Entries from a dataset of interfaces
::::

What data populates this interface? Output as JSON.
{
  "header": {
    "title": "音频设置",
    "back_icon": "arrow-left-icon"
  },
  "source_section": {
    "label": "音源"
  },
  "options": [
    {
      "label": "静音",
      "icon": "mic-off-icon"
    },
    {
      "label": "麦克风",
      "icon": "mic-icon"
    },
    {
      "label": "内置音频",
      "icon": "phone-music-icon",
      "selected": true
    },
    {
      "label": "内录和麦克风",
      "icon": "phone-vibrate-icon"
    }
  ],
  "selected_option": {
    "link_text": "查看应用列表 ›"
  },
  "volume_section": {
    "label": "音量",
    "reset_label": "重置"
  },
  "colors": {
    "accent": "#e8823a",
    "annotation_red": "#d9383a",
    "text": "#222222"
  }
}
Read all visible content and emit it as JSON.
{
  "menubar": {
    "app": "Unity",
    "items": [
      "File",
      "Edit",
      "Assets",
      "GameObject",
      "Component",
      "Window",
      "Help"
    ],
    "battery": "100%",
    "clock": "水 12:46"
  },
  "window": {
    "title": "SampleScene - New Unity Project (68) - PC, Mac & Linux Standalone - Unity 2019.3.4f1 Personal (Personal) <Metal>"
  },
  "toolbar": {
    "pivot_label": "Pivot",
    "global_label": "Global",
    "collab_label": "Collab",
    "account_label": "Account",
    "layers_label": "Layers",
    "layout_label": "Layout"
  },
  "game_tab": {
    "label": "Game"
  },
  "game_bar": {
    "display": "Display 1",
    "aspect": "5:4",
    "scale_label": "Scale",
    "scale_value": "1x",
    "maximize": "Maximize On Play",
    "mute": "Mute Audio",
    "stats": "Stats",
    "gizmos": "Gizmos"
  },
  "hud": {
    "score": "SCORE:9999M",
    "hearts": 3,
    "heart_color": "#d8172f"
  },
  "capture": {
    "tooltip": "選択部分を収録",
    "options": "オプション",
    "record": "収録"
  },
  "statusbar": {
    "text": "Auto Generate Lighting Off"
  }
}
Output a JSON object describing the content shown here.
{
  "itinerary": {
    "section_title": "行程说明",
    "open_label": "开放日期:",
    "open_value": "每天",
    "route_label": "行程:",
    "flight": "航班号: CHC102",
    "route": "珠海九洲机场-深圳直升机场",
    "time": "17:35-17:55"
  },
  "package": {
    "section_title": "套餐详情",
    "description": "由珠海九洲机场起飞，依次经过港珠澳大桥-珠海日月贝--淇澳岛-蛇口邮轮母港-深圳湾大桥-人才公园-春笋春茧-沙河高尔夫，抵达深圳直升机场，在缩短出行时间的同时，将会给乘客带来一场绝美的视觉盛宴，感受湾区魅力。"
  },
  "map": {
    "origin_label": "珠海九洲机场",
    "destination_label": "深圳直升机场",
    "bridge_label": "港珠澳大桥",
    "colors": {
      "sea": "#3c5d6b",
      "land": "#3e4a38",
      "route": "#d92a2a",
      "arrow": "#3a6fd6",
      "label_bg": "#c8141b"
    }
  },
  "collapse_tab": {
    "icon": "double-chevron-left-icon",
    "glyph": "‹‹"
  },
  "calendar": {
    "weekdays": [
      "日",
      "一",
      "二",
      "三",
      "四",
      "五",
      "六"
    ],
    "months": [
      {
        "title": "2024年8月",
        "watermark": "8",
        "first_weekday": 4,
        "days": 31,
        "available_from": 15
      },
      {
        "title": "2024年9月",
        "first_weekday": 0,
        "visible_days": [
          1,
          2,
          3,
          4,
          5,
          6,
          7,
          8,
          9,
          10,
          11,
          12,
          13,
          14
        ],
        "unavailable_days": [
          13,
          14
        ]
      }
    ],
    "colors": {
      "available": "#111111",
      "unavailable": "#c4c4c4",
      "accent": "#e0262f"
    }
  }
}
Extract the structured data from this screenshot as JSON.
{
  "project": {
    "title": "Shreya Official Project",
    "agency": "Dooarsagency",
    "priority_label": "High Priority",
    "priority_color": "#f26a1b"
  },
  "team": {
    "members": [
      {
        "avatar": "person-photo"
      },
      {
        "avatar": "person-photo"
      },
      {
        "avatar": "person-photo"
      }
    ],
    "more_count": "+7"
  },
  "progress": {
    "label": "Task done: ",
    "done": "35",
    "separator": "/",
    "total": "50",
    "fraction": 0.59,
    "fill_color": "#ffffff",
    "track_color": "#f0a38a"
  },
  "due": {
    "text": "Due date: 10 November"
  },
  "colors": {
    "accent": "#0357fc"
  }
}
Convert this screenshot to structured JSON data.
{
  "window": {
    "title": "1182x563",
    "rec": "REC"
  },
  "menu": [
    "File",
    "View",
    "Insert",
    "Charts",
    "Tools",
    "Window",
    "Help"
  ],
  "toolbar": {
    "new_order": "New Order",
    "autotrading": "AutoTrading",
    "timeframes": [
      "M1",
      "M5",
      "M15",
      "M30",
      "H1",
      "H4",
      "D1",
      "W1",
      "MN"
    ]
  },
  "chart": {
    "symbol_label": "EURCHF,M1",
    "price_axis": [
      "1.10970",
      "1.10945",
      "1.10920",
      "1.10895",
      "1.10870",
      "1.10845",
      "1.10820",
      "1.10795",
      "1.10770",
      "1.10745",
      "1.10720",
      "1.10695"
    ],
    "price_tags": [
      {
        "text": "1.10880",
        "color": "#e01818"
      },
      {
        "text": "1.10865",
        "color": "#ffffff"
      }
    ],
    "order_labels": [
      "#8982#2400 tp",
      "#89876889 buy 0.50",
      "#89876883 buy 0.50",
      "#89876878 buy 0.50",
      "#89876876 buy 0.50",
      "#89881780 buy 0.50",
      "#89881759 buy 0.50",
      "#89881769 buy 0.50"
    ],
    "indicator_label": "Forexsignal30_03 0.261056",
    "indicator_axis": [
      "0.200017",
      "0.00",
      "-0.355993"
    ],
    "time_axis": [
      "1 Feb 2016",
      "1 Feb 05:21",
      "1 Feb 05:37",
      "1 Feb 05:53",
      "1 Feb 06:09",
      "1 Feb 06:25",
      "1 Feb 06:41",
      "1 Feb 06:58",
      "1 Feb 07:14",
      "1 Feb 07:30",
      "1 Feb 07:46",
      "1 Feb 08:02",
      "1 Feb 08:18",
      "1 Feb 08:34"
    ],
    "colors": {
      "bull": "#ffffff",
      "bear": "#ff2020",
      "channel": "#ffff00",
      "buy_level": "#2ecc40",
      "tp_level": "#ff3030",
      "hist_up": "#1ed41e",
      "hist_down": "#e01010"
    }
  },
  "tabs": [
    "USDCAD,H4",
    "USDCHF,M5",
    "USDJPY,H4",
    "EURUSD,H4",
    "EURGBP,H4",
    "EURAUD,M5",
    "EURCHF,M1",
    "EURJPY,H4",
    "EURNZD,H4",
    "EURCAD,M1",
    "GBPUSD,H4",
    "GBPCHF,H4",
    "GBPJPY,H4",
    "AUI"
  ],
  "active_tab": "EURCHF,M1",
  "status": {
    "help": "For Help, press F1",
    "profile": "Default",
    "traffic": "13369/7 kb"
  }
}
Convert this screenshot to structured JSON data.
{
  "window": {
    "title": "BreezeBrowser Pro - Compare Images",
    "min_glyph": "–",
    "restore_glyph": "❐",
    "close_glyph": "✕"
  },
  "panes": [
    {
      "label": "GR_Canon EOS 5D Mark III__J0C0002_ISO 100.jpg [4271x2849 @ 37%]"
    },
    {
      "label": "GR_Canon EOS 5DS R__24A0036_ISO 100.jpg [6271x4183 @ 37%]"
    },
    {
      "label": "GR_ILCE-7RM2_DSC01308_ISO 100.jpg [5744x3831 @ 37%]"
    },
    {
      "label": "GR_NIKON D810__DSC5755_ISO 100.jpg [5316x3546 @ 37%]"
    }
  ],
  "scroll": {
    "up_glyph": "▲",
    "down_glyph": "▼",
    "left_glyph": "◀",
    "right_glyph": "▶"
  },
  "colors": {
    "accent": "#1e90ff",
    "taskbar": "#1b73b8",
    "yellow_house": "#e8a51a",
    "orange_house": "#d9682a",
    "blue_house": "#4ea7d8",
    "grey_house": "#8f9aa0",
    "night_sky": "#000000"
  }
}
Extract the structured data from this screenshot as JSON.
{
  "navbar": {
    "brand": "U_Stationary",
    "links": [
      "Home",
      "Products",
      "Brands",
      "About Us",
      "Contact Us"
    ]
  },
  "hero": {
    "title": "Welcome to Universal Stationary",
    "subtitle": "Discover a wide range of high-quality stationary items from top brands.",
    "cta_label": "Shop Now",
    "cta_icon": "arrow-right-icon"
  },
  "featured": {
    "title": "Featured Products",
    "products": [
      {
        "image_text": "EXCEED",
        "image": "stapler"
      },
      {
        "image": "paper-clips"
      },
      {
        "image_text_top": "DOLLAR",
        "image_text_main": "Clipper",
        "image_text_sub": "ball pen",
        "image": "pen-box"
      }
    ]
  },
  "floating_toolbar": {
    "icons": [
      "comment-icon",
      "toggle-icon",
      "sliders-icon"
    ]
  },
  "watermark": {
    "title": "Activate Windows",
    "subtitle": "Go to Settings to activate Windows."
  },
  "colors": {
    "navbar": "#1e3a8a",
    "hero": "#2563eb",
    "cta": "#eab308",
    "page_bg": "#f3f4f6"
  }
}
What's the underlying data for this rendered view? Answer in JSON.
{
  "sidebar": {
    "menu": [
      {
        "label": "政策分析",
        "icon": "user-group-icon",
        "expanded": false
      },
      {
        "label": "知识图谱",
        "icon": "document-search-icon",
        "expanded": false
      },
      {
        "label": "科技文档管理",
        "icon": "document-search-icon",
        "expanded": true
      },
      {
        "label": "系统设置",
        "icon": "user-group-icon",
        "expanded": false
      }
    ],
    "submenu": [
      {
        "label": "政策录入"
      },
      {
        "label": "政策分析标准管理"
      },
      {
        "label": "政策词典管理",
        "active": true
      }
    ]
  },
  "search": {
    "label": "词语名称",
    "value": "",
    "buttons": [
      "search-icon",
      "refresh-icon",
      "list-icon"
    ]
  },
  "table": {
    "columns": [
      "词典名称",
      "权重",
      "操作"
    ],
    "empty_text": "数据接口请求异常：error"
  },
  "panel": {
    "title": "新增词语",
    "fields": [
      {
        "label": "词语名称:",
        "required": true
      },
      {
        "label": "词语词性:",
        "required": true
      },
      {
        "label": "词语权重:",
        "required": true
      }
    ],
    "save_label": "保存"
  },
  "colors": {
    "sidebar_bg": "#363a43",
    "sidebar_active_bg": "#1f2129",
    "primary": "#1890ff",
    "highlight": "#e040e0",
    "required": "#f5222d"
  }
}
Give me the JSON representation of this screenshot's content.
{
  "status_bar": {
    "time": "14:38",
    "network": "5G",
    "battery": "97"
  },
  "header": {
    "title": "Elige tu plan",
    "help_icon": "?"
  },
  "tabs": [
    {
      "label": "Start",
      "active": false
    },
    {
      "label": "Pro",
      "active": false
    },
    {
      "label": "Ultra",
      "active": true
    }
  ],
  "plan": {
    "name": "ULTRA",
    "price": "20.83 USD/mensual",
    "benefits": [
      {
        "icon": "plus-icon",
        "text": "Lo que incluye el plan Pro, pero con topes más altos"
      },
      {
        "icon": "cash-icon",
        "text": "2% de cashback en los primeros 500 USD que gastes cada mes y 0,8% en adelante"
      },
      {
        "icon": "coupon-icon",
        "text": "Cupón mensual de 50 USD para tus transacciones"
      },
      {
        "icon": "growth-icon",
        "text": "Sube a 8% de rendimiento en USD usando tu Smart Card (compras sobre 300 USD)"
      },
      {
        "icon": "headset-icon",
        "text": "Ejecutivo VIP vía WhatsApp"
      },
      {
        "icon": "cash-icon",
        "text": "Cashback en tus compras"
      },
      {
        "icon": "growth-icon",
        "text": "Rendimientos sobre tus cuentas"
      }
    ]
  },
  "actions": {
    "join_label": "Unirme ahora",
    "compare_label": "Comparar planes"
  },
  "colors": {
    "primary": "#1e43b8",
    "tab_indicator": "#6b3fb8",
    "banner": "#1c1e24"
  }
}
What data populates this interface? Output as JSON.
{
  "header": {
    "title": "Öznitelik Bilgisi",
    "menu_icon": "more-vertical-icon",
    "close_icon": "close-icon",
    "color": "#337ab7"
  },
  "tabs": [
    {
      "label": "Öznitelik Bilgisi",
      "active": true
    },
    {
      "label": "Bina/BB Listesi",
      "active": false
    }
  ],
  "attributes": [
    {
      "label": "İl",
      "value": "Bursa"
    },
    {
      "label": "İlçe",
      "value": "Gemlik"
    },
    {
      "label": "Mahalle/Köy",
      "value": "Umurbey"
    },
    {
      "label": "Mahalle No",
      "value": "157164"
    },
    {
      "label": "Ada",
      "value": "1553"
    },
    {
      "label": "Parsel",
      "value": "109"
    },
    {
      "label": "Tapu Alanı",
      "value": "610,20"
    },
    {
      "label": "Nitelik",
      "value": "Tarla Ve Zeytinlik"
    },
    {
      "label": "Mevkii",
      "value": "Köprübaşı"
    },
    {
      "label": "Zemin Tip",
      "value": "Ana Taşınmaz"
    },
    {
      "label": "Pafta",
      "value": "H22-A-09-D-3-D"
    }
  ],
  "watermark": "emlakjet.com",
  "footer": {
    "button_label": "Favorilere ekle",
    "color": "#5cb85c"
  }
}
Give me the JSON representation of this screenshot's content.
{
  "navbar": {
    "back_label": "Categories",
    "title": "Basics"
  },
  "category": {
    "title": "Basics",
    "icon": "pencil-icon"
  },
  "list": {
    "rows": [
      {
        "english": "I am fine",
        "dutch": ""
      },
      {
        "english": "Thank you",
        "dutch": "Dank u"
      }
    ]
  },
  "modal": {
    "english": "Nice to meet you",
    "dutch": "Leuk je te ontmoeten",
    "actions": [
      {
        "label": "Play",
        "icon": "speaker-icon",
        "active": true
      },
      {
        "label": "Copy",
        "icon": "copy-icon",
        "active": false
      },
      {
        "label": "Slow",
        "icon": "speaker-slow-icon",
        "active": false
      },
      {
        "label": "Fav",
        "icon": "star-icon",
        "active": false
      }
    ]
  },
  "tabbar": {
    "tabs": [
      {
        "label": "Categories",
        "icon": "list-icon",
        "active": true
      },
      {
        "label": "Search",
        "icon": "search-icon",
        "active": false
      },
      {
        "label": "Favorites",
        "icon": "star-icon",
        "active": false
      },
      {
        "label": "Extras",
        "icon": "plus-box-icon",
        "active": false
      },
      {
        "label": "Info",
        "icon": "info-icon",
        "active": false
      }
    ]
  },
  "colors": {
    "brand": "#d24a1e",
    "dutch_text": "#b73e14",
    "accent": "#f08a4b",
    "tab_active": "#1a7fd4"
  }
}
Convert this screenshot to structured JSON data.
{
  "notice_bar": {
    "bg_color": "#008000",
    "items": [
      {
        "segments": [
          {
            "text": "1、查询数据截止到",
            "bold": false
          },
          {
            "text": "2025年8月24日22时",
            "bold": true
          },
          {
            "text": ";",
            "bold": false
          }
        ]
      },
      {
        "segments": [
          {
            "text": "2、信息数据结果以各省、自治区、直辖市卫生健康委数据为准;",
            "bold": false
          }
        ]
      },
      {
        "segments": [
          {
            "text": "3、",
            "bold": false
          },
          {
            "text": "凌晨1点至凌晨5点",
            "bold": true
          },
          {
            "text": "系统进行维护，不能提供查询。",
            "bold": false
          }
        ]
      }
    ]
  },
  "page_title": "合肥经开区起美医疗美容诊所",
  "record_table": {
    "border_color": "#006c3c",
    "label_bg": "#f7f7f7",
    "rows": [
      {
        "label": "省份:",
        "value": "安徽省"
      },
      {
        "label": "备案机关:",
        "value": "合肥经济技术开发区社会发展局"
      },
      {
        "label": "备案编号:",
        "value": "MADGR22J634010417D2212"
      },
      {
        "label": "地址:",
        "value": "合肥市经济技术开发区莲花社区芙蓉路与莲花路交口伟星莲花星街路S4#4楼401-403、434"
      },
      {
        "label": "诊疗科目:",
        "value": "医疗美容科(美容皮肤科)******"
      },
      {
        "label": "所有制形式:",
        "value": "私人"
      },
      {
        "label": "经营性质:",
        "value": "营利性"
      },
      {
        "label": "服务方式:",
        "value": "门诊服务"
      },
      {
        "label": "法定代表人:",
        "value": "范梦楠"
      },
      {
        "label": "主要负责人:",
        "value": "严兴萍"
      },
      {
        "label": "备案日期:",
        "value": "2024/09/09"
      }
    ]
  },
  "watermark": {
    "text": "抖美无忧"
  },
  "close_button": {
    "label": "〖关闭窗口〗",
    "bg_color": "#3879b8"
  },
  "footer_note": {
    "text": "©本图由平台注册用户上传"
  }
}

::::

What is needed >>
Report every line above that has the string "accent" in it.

Task response >>
    "accent": "#e8823a",
      "accent": "#e0262f"
    "accent": "#0357fc"
    "accent": "#1e90ff",
    "accent": "#f08a4b",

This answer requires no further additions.